You’ve probably already guessed it, but writing for user intent isn’t all that different from building around keywords. Here are a few tips to get started:

1. Use keywords to find user intent: SEMRush has a handy feature called the Keyword Magic Tool that we’re big fans of here at 256. Not only does it give you the volume of a keyword, but it also shows similar phrases, related keywords and, maybe most importantly, common questions that include your keyword. All of these can be used to figure out what sort of context people are adding to their keywords.

For example: the keyword “content marketing” gets 480 searches a month in Ireland, but our agency would be more interested in the 70 searchers asking “how to develop a content marketing strategy” because that’s something we can build for them.

2. Keep your writing simple: As Ruth Burr Reedy of UpBuild smartly points out for Moz, “…writing content that is easier for Google, a robot, to understand can actually make you a better writer and help you write better content for humans. It is a win-win.”

Write your content using short and snappy sentences to get points across quickly and efficiently. It makes it easier for Google to interpret what the topic is about, what questions it can answer and which content it can feature in snippets. Plus, your readers will thank you.

3. Answer the query quickly: Everyone loves a witty introduction (read: I love a witty introduction), but Google prefers a straightforward answer. The search engine wants you to get to the answer as quickly as possible within your content and then explain that answer throughout the rest of the post.

It becomes a balance then between having quirky, branded content and content that’s designed to get rankings. There’s no problem with having both – we certainly do – but recognise that consideration and decision-stage content is probably better suited for a more deliberate writing style.

4. Mimic the query to establish the topic: Leveraging user intent in the on-page SEO of your content can drastically improve its searchability by reinforcing the subject matter. You should repeat and rephrase the search query you’re targeting in a few places, including:

  • The URL
  • The title
  • The meta description
  • At least one subheading
  • Alt-text on the images
  • Multiple times throughout the body

Remember that user intent needs to be included tastefully; Google can sniff out when you’re trying to game the system.

Build a user intent-focused content marketing strategy

We’re not saying you should drop keywords altogether, but to recognise that they’re not going to be as effective as you (or everyone else telling you to use them) might think.
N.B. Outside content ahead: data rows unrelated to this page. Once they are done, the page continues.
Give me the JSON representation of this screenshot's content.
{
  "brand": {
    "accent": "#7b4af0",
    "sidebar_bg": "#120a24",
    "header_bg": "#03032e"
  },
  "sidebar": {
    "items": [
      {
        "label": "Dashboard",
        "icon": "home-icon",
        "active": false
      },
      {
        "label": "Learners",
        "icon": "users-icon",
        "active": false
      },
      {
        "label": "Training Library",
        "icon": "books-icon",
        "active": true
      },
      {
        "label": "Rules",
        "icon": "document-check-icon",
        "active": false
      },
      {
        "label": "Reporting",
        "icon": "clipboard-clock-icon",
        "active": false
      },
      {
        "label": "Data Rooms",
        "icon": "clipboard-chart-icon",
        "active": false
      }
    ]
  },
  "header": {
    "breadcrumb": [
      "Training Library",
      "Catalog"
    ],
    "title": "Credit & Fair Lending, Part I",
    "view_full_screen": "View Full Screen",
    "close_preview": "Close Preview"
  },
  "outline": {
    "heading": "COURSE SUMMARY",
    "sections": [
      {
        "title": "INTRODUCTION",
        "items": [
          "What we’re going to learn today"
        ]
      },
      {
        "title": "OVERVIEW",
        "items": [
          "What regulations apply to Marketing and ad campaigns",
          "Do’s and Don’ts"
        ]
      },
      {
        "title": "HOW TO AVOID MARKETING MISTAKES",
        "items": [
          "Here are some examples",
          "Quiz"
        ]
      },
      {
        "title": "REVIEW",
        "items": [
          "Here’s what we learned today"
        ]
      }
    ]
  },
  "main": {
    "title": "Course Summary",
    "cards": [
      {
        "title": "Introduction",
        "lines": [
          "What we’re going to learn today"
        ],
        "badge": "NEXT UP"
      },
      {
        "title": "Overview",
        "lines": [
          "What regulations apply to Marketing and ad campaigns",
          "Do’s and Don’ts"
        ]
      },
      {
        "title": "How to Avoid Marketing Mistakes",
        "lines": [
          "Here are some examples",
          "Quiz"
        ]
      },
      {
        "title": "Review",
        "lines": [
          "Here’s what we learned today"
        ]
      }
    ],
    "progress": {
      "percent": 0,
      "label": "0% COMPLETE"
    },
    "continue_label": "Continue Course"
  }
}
Instead, they should serve as the basis for targeting content that aligns with user intent based on a search query.

Want to learn more about how it’s done? Talk to us today so we can help you build a content marketing strategy that’ll attract visitors and convert leads.

Bryan Arnott

Post Your Comment Here